Our relationship with gratitude is a personal thing. A pretty universal observation, however, is that the season is peppered with opportunities to focus on why we’re thankful and how to celebrate more of the good.
Here’s a bit of that peppering, from our SNOWCO table to yours. (Leftovers encouraged.)
“My favorite way to practice gratitude is to have a set block of time scheduled weekly when I focus on sharing how people have impacted me.”
-Gilmara Vila Nova-Mitchell
“I practice gratitude with an end-of-day gratitude journal. It’s recommended to write 3 things for which you are grateful – some days I have 3, some days 23. I’m amazed at how it helps make the things I’m grateful for feel real and concrete; it also helps me find value in a not-so-great day and in the “minor” details of daily life.”

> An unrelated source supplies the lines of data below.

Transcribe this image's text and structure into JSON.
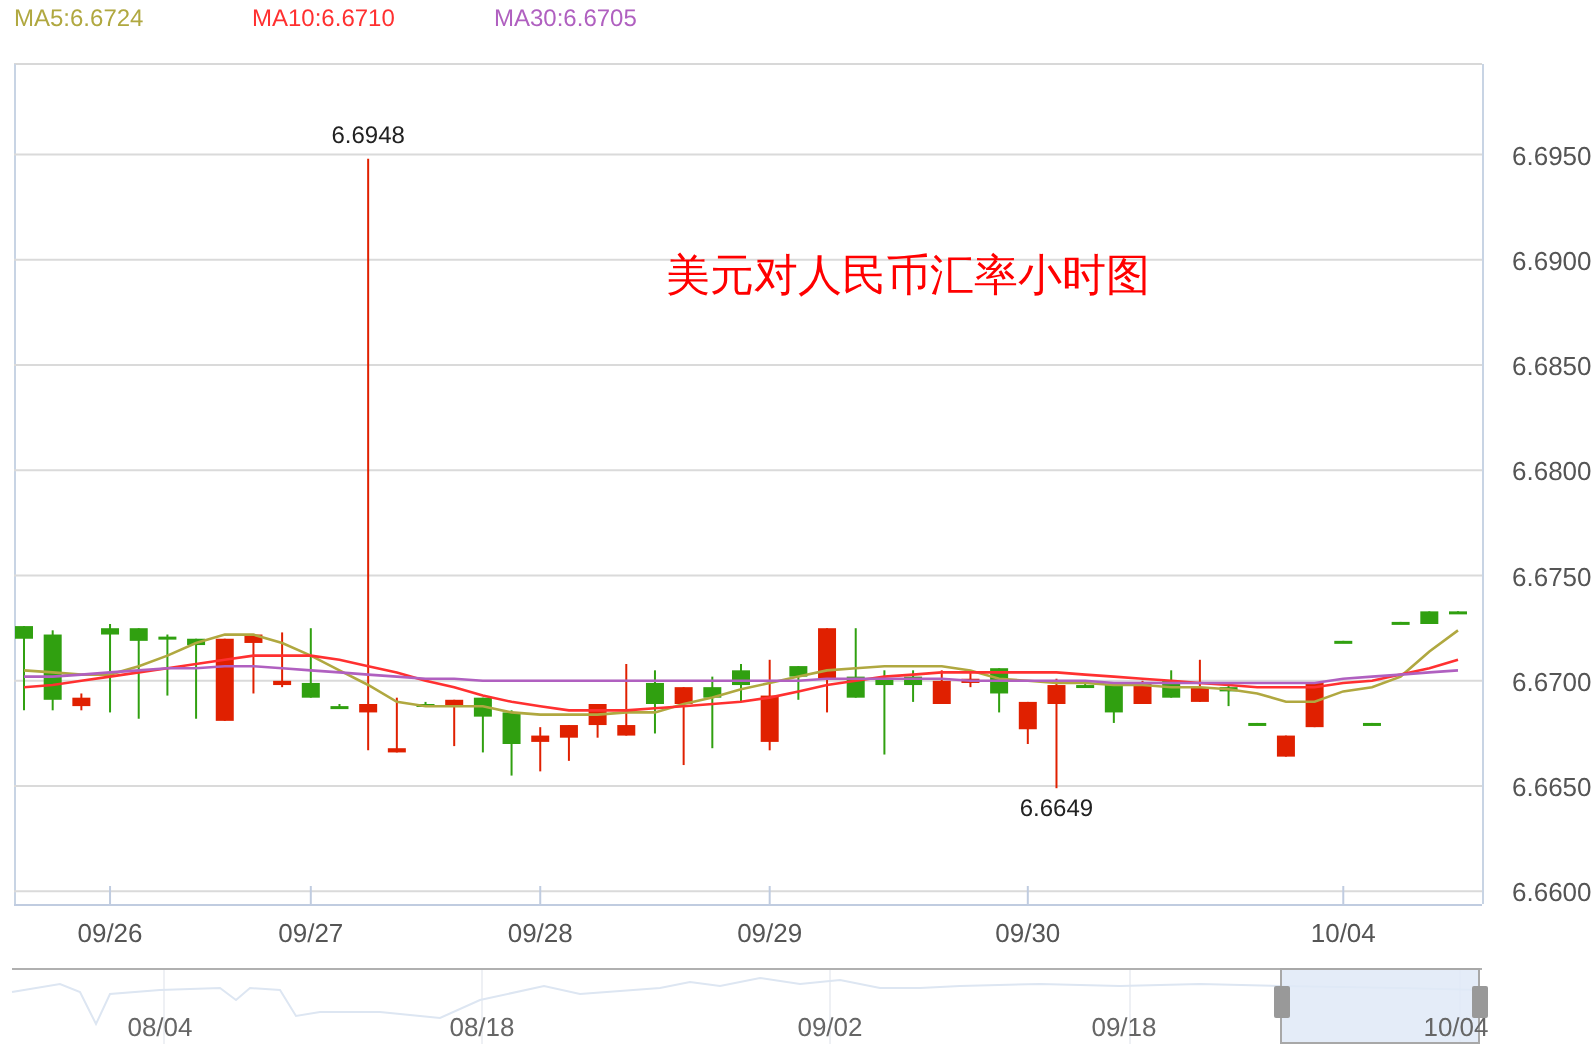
{
  "chart": {
    "chart_data": {
      "type": "candlestick",
      "grid": true,
      "title": "美元对人民币汇率小时图",
      "ylim": [
        6.6594,
        6.6993
      ],
      "yticks": [
        {
          "value": 6.66,
          "label": "6.6600"
        },
        {
          "value": 6.665,
          "label": "6.6650"
        },
        {
          "value": 6.67,
          "label": "6.6700"
        },
        {
          "value": 6.675,
          "label": "6.6750"
        },
        {
          "value": 6.68,
          "label": "6.6800"
        },
        {
          "value": 6.685,
          "label": "6.6850"
        },
        {
          "value": 6.69,
          "label": "6.6900"
        },
        {
          "value": 6.695,
          "label": "6.6950"
        }
      ],
      "categories": [
        null,
        null,
        null,
        "09/26",
        null,
        null,
        null,
        null,
        null,
        null,
        "09/27",
        null,
        null,
        null,
        null,
        null,
        null,
        null,
        "09/28",
        null,
        null,
        null,
        null,
        null,
        null,
        null,
        "09/29",
        null,
        null,
        null,
        null,
        null,
        null,
        null,
        null,
        "09/30",
        null,
        null,
        null,
        null,
        null,
        null,
        null,
        null,
        null,
        null,
        "10/04",
        null,
        null,
        null,
        null
      ],
      "ohlc": [
        [
          6.6726,
          6.6726,
          6.6686,
          6.672
        ],
        [
          6.6722,
          6.6724,
          6.6686,
          6.6691
        ],
        [
          6.6688,
          6.6694,
          6.6686,
          6.6692
        ],
        [
          6.6725,
          6.6727,
          6.6685,
          6.6722
        ],
        [
          6.6725,
          6.6725,
          6.6682,
          6.6719
        ],
        [
          6.6721,
          6.6722,
          6.6693,
          6.672
        ],
        [
          6.672,
          6.672,
          6.6682,
          6.6717
        ],
        [
          6.6681,
          6.672,
          6.6681,
          6.672
        ],
        [
          6.6718,
          6.6722,
          6.6694,
          6.6722
        ],
        [
          6.6698,
          6.6723,
          6.6697,
          6.67
        ],
        [
          6.6699,
          6.6725,
          6.6692,
          6.6692
        ],
        [
          6.6688,
          6.6689,
          6.6687,
          6.6687
        ],
        [
          6.6685,
          6.6948,
          6.6667,
          6.6689
        ],
        [
          6.6666,
          6.6692,
          6.6666,
          6.6668
        ],
        [
          6.6689,
          6.669,
          6.6688,
          6.6688
        ],
        [
          6.6688,
          6.6691,
          6.6669,
          6.6691
        ],
        [
          6.6692,
          6.6692,
          6.6666,
          6.6683
        ],
        [
          6.6685,
          6.6686,
          6.6655,
          6.667
        ],
        [
          6.6671,
          6.6678,
          6.6657,
          6.6674
        ],
        [
          6.6673,
          6.6679,
          6.6662,
          6.6679
        ],
        [
          6.6679,
          6.6689,
          6.6673,
          6.6689
        ],
        [
          6.6674,
          6.6708,
          6.6674,
          6.6679
        ],
        [
          6.6699,
          6.6705,
          6.6675,
          6.6689
        ],
        [
          6.6689,
          6.6697,
          6.666,
          6.6697
        ],
        [
          6.6697,
          6.6702,
          6.6668,
          6.6692
        ],
        [
          6.6705,
          6.6708,
          6.669,
          6.6698
        ],
        [
          6.6671,
          6.671,
          6.6667,
          6.6693
        ],
        [
          6.6707,
          6.6707,
          6.6691,
          6.6702
        ],
        [
          6.6701,
          6.6725,
          6.6685,
          6.6725
        ],
        [
          6.6702,
          6.6725,
          6.6692,
          6.6692
        ],
        [
          6.6701,
          6.6705,
          6.6665,
          6.6698
        ],
        [
          6.6702,
          6.6705,
          6.669,
          6.6698
        ],
        [
          6.6689,
          6.6705,
          6.6689,
          6.67
        ],
        [
          6.6699,
          6.6705,
          6.6697,
          6.6701
        ],
        [
          6.6706,
          6.6706,
          6.6685,
          6.6694
        ],
        [
          6.6677,
          6.669,
          6.667,
          6.669
        ],
        [
          6.6689,
          6.6701,
          6.6649,
          6.6698
        ],
        [
          6.6698,
          6.6699,
          6.6697,
          6.6697
        ],
        [
          6.6698,
          6.6698,
          6.668,
          6.6685
        ],
        [
          6.6689,
          6.67,
          6.6689,
          6.6699
        ],
        [
          6.67,
          6.6705,
          6.6692,
          6.6692
        ],
        [
          6.669,
          6.671,
          6.669,
          6.6697
        ],
        [
          6.6697,
          6.6698,
          6.6688,
          6.6695
        ],
        [
          6.668,
          6.668,
          6.668,
          6.668
        ],
        [
          6.6664,
          6.6674,
          6.6664,
          6.6674
        ],
        [
          6.6678,
          6.6699,
          6.6678,
          6.6699
        ],
        [
          6.6719,
          6.6719,
          6.6719,
          6.6719
        ],
        [
          6.668,
          6.668,
          6.668,
          6.668
        ],
        [
          6.6728,
          6.6728,
          6.6728,
          6.6728
        ],
        [
          6.6733,
          6.6733,
          6.6727,
          6.6727
        ],
        [
          6.6733,
          6.6733,
          6.6733,
          6.6733
        ]
      ],
      "series": [
        {
          "type": "line",
          "name": "MA5:6.6724",
          "color": "#b0a840",
          "values": [
            6.6705,
            6.6704,
            6.6703,
            6.6703,
            6.6707,
            6.6712,
            6.6718,
            6.6722,
            6.6722,
            6.6718,
            6.6712,
            6.6705,
            6.6698,
            6.669,
            6.6688,
            6.6688,
            6.6688,
            6.6685,
            6.6684,
            6.6684,
            6.6684,
            6.6685,
            6.6685,
            6.6689,
            6.6692,
            6.6696,
            6.6699,
            6.6702,
            6.6705,
            6.6706,
            6.6707,
            6.6707,
            6.6707,
            6.6705,
            6.6701,
            6.67,
            6.6699,
            6.6699,
            6.6698,
            6.6698,
            6.6697,
            6.6697,
            6.6696,
            6.6694,
            6.669,
            6.669,
            6.6695,
            6.6697,
            6.6702,
            6.6714,
            6.6724
          ]
        },
        {
          "type": "line",
          "name": "MA10:6.6710",
          "color": "#ff3030",
          "values": [
            6.6697,
            6.6698,
            6.67,
            6.6702,
            6.6704,
            6.6706,
            6.6708,
            6.671,
            6.6712,
            6.6712,
            6.6712,
            6.671,
            6.6707,
            6.6704,
            6.67,
            6.6697,
            6.6693,
            6.669,
            6.6688,
            6.6686,
            6.6686,
            6.6686,
            6.6687,
            6.6688,
            6.6689,
            6.669,
            6.6692,
            6.6695,
            6.6698,
            6.67,
            6.6702,
            6.6703,
            6.6704,
            6.6704,
            6.6704,
            6.6704,
            6.6704,
            6.6703,
            6.6702,
            6.6701,
            6.67,
            6.6699,
            6.6698,
            6.6697,
            6.6697,
            6.6697,
            6.6699,
            6.67,
            6.6703,
            6.6706,
            6.671
          ]
        },
        {
          "type": "line",
          "name": "MA30:6.6705",
          "color": "#b060c0",
          "values": [
            6.6702,
            6.6702,
            6.6703,
            6.6704,
            6.6705,
            6.6706,
            6.6706,
            6.6707,
            6.6707,
            6.6706,
            6.6705,
            6.6704,
            6.6703,
            6.6702,
            6.6701,
            6.6701,
            6.67,
            6.67,
            6.67,
            6.67,
            6.67,
            6.67,
            6.67,
            6.67,
            6.67,
            6.67,
            6.67,
            6.67,
            6.6701,
            6.6701,
            6.6701,
            6.6701,
            6.6701,
            6.67,
            6.67,
            6.67,
            6.67,
            6.67,
            6.6699,
            6.6699,
            6.6699,
            6.6699,
            6.6699,
            6.6699,
            6.6699,
            6.6699,
            6.6701,
            6.6702,
            6.6703,
            6.6704,
            6.6705
          ]
        }
      ],
      "annotations": [
        "6.6948",
        "6.6649"
      ]
    }
  },
  "navigator": {
    "labels": [
      "08/04",
      "08/18",
      "09/02",
      "09/18",
      "10/04"
    ]
  }
}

“I try to pause and catch thoughts of gratitude when they buzz through my mind at the quick pace the world seems to operate. If I catch the thought, I try to hold the feeling of gratitude a bit closer and longer. I also try to verbalize it to the person–and yes, even the thing–I’m feeling gratitude for. A few years ago, when we moved from a house I really loved, I paused on my way out the door for the last time. I put my hand on the front door and expressed gratitude to the house for keeping us safe and comfortable for so many years. For me, gratitude is the opposite of taking something or someone for granted. It’s being intentional in noticing and valuing. In our work specifically, I am grateful to the people who want to engage and to learn. I am grateful for the trust others put into me and I take that very seriously.”
-Dr. Teresa Peterson
“For me, gratitude is a really great way to break a negative thinking spiral or whenever I experience stress. I try to stop whatever I am doing, bring my attention to that moment, and think of anything that brings some warmth to my heart. Anything that will create a reaction in my body and ideally leave me with a smile. When it comes to our team, there’s so much to be grateful for – especially the huge amount of trust, support and love for each other.”
“I’ve learned that feeling grateful is one thing and speaking it out loud is another. I try really hard to let people know how much they impact me whether it is in how they support me, how they push me, or how they help me see things differently. I’m not sure I will ever be able to express fully my gratitude for this team and the clients who trust us to support their journey. The work is better and I am better because of them. When I struggle with mental health, gratitude is a way I can get out of my head a bit and connect to others. The loving kindness meditation is a powerful practice and one I would recommend people explore.”
-Sarah Noll Wilson
Sarah Noll Wilson is on a mission to help leaders build and rebuild teams. She aims to empower leaders to understand and honor the beautiful complexity of the humans they serve. Through her work as an Executive Coach, an in-demand Keynote Speaker, Researcher, Contributor to Harvard Business Review, and Bestselling Author of “Don’t Feed the Elephants”, Sarah helps leaders close the gap between what they intend to do and the actual impact they make. She hosts the podcast “Conversations on Conversations”, is certified in Co-Active Coaching and Conversational Intelligence, and is a frequent guest lecturer at universities. In addition to her work with organizations, Sarah is a passionate advocate for mental health.